What is it about the McDonald’s campaign that seems so disingenuous then?
What it means to be a “supplier”
Certainly all types of restaurants and food providers have suppliers. But in today’s vernacular, talking about suppliers has become synonymous with talking about local, fresh, organic foods. The Farm Fresh movement has taken form to the point where we cannot go to our local Whole Foods or restaurant without hearing about the local suppliers and partners who work hard to bring fresh food to consumers and eaters.
McDonald’s does not typify the local neighborhood restaurant, but they are not claiming to in these videos. They are simply claiming to have suppliers. However, because our terminology for that word is ingrained with preconceived notions, McDonald’s using it seems disconnected with the larger supplier conversation.
Why do we eat at McDonald’s?
I’m a busy professional and can attest to the fact that McDonald’s serves a purpose for me. All my dining experiences cannot be at fancy places like Tico or Toro or even Russo‘s. So, I get why we eat at McDonald’s. But it is not because I expect “good food” when I go there. I can say I don’t want them to choose poor food and I still have a level of expectation that they source in a smart manner.
However, I am not immune to the fact that they have fully transformed the meat industry and even re-engineered the potato so their fries look better in their environmentally improved holder. What I do care about though is that the food is safe, hot, fast. I care about the service being clean, efficient, kind. I do not really care about their suppliers in the same way that I care about the suppliers to Whole Foods.
What should McDonald’s highlight?
McDonald’s has been around since 1940 and is the largest chain of hamburger fast food restaurants. They are doing something right. What makes them successful? Lower costs because of the high purchasing power they have? The ability to innovate and keep loyal consumers happy with the McRib and Monopoly? McDonald’s has an extensive consumer research group that can recognize patterns in order to meet the needs of their customers.

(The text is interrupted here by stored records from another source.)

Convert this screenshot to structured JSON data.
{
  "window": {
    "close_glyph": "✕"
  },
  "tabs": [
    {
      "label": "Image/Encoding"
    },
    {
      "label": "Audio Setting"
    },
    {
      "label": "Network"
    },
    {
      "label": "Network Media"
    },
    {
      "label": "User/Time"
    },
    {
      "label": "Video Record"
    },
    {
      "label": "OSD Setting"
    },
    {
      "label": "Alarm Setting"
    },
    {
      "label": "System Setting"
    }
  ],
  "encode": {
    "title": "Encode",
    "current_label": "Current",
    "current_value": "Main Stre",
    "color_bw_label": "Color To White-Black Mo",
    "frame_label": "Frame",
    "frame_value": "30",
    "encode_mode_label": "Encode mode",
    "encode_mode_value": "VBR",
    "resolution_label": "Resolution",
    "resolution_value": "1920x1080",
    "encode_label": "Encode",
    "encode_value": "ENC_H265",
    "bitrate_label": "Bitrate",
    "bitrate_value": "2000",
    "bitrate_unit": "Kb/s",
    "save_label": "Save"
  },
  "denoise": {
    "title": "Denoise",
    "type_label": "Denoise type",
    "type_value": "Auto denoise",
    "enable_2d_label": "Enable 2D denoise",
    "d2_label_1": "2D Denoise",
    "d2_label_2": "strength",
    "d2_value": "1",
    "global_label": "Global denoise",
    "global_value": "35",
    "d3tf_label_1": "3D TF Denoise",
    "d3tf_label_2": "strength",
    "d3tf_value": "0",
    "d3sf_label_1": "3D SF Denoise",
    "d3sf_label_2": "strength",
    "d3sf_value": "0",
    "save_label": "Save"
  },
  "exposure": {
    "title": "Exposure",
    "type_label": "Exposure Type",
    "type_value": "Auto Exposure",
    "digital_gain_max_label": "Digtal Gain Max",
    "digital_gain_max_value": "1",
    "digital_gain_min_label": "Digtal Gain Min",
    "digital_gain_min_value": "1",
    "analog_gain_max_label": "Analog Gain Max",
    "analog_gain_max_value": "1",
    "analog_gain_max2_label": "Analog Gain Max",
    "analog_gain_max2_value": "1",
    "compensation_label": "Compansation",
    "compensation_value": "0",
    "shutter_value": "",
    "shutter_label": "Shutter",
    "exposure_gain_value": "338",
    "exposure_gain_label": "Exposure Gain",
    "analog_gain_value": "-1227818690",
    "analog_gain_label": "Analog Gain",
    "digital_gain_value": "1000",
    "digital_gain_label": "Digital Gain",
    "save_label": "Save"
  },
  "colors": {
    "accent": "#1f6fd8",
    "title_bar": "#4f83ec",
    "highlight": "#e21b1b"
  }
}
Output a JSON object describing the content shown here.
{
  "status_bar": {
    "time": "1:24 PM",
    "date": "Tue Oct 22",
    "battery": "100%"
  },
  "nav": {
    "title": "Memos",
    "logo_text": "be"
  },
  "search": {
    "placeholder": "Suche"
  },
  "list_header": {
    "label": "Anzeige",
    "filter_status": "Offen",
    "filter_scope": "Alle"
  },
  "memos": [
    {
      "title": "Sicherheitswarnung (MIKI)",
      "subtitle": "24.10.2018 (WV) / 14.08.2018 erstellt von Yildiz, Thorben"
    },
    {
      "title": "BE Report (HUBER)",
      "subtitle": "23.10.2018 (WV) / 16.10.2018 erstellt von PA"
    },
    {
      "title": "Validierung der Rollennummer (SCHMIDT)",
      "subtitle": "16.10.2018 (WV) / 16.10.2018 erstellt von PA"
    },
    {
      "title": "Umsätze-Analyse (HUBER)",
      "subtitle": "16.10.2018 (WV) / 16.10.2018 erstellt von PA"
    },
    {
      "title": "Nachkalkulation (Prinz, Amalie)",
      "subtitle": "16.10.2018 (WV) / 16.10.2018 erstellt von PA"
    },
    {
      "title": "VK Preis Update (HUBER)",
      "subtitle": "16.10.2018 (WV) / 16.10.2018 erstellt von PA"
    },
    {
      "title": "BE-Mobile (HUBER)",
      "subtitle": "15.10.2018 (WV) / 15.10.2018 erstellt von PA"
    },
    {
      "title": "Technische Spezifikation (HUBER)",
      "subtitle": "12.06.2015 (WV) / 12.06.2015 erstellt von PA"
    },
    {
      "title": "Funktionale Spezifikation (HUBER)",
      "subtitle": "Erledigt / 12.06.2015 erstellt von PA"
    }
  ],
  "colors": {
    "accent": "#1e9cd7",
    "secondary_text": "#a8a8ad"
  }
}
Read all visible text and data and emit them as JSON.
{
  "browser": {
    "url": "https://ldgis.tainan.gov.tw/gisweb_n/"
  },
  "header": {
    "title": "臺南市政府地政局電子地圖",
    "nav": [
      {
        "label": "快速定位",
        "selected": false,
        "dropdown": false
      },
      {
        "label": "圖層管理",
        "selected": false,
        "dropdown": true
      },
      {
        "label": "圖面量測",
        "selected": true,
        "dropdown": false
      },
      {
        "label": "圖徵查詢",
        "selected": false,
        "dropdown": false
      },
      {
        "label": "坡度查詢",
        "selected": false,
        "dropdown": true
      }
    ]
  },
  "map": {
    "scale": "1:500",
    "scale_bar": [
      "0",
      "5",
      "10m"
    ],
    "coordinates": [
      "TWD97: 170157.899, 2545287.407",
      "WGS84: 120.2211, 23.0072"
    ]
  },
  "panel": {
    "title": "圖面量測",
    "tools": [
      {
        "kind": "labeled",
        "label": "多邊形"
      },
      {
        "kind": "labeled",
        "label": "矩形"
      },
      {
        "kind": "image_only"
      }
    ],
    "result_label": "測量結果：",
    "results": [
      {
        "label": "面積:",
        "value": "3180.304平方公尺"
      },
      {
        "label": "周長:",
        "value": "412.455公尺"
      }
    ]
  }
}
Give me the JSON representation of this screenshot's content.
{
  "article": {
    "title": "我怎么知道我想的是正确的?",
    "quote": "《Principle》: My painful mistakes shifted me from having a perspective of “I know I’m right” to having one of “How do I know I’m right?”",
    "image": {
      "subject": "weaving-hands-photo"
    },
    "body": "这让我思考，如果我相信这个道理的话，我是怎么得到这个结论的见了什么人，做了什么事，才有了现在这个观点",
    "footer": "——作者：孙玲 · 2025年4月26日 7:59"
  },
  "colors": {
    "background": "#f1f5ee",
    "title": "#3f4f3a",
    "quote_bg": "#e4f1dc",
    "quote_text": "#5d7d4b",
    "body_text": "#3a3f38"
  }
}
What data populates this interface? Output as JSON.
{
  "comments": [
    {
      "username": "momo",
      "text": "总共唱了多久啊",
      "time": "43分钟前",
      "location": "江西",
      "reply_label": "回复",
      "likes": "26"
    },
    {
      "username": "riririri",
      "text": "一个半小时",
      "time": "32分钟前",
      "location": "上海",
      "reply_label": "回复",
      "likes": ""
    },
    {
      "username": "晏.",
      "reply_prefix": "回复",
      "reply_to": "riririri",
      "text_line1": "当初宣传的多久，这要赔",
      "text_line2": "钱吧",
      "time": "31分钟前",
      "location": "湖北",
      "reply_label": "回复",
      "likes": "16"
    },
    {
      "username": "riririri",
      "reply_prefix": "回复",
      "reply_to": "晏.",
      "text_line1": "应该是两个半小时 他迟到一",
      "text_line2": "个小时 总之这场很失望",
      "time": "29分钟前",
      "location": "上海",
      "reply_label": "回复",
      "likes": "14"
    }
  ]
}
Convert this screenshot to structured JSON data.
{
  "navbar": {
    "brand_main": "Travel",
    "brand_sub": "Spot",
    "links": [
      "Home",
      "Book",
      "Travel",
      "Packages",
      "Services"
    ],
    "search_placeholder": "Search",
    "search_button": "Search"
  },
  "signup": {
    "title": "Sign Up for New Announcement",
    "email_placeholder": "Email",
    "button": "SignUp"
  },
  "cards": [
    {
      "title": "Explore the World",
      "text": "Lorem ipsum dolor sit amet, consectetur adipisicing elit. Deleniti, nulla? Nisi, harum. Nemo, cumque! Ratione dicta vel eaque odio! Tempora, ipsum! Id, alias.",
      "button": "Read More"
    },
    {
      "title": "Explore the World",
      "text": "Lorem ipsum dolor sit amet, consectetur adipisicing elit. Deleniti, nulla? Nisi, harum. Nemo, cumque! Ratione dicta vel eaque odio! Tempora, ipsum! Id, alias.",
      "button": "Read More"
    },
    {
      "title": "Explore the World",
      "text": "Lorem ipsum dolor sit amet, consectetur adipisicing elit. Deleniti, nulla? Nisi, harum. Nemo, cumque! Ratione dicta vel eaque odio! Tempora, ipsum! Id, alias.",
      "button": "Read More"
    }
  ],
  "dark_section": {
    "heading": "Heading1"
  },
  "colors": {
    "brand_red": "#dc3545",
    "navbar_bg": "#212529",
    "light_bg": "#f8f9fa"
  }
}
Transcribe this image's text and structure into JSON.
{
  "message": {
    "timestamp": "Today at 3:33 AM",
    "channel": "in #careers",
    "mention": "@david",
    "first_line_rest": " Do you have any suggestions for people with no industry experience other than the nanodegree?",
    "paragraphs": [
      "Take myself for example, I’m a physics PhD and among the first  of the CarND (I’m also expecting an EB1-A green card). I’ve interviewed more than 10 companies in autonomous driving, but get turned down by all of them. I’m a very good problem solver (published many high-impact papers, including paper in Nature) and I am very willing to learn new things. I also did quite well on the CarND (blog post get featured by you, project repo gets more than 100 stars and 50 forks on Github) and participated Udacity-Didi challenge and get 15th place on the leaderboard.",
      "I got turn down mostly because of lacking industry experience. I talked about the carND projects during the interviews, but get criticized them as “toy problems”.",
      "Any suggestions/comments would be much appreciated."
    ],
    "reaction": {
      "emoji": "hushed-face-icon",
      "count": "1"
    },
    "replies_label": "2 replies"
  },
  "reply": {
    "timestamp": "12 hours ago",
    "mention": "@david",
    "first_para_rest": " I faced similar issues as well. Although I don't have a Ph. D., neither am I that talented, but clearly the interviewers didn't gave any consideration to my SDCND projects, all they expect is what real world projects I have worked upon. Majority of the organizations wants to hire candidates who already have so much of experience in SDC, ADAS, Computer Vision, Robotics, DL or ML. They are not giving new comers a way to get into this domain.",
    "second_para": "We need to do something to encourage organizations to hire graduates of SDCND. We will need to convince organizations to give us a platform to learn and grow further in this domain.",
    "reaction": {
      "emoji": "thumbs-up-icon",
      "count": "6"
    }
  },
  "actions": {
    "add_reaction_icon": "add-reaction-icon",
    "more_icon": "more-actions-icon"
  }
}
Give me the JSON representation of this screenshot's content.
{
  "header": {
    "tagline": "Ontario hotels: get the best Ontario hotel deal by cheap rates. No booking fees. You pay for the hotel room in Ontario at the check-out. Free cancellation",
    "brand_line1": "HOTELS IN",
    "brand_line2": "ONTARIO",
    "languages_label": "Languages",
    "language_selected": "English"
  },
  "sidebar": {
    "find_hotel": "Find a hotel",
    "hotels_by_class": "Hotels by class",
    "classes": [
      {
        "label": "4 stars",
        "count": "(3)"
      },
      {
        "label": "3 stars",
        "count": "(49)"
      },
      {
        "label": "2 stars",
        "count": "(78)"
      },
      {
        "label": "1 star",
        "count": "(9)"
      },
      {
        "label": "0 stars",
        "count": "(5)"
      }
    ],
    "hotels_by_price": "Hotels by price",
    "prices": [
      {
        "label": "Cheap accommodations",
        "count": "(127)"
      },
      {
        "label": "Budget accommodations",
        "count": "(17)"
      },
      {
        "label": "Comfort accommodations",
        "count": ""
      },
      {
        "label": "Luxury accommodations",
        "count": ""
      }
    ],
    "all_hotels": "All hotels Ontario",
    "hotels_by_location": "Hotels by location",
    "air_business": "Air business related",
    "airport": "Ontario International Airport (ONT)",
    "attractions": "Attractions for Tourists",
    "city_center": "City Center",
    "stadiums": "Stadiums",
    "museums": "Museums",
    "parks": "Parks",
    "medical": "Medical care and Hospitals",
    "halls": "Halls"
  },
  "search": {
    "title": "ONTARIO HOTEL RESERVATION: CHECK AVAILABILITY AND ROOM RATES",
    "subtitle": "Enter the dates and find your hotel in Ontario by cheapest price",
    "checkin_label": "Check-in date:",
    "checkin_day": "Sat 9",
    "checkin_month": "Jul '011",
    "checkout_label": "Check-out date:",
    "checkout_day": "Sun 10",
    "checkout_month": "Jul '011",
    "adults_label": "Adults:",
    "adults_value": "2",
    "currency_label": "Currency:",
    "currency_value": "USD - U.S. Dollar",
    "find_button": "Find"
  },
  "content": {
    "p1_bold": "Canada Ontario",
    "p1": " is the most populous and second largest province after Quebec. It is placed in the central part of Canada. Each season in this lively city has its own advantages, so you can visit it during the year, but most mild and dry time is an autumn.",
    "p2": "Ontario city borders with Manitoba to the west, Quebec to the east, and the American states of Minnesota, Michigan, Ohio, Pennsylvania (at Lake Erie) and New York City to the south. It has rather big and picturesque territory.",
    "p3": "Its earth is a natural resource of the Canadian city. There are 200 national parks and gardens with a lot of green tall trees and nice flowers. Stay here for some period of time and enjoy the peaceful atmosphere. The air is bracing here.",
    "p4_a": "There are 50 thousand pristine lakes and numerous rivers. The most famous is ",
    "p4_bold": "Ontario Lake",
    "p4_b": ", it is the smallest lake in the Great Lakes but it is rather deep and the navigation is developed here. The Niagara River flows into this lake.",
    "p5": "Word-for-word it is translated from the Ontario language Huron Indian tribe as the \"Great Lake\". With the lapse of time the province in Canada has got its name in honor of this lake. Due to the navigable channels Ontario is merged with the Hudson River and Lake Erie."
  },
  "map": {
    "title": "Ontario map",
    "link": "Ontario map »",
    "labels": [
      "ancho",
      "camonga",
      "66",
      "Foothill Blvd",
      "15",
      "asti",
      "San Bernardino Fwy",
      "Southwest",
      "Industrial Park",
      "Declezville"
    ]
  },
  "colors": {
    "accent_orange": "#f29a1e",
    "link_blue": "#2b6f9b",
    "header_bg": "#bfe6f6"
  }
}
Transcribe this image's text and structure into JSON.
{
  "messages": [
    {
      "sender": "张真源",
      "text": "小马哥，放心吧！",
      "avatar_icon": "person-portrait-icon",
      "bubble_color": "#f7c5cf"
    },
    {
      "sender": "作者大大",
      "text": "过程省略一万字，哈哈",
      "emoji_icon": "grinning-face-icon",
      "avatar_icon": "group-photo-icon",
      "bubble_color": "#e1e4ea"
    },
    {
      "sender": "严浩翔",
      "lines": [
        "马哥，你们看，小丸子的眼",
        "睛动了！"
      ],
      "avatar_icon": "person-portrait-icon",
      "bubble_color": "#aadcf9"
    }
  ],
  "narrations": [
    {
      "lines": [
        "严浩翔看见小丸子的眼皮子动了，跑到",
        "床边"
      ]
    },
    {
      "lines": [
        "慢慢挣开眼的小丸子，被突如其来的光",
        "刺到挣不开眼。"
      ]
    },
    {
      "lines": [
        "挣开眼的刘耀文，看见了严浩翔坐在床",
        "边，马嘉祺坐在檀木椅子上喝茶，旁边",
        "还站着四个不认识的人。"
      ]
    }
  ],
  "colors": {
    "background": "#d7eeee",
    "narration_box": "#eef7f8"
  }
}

Is there a nugget of information in there that is specific to McDonald’s consumers that would prove a more believable and effective story?
What do you think?
What impact will the supplier videos have on McDonald’s top line?